Go through the entries below and give the number of lines that have the string "Lock", and only that.

Dataset items
━━━
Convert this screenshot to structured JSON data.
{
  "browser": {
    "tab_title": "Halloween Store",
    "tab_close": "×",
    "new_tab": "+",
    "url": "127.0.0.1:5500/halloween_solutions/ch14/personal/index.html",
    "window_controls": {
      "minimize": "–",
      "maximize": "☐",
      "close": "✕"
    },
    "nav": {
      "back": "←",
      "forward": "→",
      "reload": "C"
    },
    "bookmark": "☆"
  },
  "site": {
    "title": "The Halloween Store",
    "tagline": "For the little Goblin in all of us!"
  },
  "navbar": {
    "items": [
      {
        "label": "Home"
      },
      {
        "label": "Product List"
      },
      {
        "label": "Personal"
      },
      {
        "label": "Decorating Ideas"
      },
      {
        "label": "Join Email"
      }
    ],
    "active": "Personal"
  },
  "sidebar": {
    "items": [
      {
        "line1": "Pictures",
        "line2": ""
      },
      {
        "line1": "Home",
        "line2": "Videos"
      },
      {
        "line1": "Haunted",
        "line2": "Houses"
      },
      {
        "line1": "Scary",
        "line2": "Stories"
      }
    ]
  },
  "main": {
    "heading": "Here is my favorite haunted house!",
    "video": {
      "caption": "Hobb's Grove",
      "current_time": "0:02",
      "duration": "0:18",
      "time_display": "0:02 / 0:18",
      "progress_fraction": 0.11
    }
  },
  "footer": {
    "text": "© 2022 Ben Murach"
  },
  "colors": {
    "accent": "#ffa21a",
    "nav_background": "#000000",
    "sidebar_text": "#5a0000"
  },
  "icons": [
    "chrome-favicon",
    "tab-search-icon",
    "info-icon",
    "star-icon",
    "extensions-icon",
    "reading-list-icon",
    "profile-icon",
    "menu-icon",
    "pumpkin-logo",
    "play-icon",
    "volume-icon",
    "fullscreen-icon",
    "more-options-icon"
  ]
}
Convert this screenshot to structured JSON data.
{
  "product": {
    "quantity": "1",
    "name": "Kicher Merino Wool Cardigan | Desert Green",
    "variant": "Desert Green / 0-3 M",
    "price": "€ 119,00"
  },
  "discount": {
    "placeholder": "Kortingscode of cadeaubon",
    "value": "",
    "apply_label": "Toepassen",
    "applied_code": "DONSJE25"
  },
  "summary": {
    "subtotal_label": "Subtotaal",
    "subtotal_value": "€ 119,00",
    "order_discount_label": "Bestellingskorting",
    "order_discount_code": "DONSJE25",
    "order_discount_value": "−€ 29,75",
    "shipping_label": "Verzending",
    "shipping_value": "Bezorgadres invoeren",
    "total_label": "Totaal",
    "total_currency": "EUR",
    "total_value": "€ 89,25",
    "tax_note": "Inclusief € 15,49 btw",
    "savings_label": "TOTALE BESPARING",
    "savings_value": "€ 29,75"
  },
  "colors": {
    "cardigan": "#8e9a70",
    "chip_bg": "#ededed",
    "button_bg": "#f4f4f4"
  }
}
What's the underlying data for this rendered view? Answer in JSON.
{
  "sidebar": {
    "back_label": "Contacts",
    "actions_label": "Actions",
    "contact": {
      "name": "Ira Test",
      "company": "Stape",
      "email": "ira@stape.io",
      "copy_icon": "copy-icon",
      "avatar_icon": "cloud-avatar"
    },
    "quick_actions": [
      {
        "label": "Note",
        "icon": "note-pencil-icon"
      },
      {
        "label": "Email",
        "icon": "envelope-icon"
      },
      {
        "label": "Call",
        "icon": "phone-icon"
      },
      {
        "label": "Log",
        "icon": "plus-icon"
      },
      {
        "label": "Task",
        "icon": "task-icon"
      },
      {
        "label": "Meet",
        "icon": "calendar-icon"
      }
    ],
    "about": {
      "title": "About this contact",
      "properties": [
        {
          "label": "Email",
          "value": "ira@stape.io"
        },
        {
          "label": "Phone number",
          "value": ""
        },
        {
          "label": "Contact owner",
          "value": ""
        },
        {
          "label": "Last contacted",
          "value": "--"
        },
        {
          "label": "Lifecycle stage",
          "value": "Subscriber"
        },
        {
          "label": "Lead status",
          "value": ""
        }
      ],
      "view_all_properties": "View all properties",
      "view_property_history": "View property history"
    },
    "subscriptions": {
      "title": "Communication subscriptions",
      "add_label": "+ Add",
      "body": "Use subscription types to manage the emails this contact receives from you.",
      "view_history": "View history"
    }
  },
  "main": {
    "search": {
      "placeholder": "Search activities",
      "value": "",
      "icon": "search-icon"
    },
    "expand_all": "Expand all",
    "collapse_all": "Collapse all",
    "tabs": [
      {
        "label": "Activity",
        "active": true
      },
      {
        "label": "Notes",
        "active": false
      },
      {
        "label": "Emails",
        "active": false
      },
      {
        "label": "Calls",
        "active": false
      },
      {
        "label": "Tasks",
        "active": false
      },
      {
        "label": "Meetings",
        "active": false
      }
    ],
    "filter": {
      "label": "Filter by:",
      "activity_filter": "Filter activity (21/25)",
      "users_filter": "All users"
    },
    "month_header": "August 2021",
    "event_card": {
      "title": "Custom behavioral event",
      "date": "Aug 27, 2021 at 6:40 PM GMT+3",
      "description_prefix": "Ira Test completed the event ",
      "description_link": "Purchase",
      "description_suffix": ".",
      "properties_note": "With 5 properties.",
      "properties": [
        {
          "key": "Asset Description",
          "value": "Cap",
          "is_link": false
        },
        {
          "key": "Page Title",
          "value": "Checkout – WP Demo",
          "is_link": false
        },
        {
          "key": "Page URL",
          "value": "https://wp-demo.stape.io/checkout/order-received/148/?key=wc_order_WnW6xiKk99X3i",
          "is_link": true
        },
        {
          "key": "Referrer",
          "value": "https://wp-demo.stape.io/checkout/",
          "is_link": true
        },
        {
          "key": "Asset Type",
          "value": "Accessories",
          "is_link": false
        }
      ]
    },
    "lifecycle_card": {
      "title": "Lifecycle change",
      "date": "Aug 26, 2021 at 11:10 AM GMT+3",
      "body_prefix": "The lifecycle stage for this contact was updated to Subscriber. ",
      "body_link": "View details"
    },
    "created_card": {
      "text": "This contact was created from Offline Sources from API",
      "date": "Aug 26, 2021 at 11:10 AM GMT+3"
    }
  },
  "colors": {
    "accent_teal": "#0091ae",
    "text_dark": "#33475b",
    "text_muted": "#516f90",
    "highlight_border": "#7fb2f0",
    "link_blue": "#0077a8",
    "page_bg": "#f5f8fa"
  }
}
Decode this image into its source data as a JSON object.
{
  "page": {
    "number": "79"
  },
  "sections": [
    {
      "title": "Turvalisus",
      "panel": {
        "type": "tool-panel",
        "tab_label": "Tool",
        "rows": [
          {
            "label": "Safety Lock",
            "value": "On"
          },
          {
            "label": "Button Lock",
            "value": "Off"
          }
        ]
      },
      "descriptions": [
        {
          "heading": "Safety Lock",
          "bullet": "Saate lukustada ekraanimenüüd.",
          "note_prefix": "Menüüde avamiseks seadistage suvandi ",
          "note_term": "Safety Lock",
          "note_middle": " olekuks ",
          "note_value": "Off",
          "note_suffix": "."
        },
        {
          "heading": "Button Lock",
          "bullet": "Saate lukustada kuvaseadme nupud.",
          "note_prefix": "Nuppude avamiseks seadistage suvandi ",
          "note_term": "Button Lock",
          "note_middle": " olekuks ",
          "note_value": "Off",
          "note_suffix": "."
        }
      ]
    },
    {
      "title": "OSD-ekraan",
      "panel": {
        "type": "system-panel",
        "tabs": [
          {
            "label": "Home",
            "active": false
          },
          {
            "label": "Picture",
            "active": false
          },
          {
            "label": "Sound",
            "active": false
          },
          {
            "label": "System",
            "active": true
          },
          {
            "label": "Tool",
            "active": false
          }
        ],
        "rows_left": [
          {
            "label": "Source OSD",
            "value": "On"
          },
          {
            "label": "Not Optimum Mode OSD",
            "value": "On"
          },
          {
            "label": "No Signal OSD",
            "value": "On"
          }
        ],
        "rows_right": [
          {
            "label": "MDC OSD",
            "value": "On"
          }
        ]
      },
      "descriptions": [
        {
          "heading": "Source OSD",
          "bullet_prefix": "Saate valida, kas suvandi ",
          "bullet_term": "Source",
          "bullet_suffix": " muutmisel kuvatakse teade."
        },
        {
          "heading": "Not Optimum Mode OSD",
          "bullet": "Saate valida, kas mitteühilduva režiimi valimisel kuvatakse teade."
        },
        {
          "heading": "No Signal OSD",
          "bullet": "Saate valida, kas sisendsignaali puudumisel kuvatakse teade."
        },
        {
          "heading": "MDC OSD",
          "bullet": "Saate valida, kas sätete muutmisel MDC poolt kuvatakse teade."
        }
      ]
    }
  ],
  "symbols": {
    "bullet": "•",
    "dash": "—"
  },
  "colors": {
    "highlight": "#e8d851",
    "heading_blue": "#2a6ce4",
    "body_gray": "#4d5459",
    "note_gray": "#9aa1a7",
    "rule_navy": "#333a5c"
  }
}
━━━
**Answer section**
6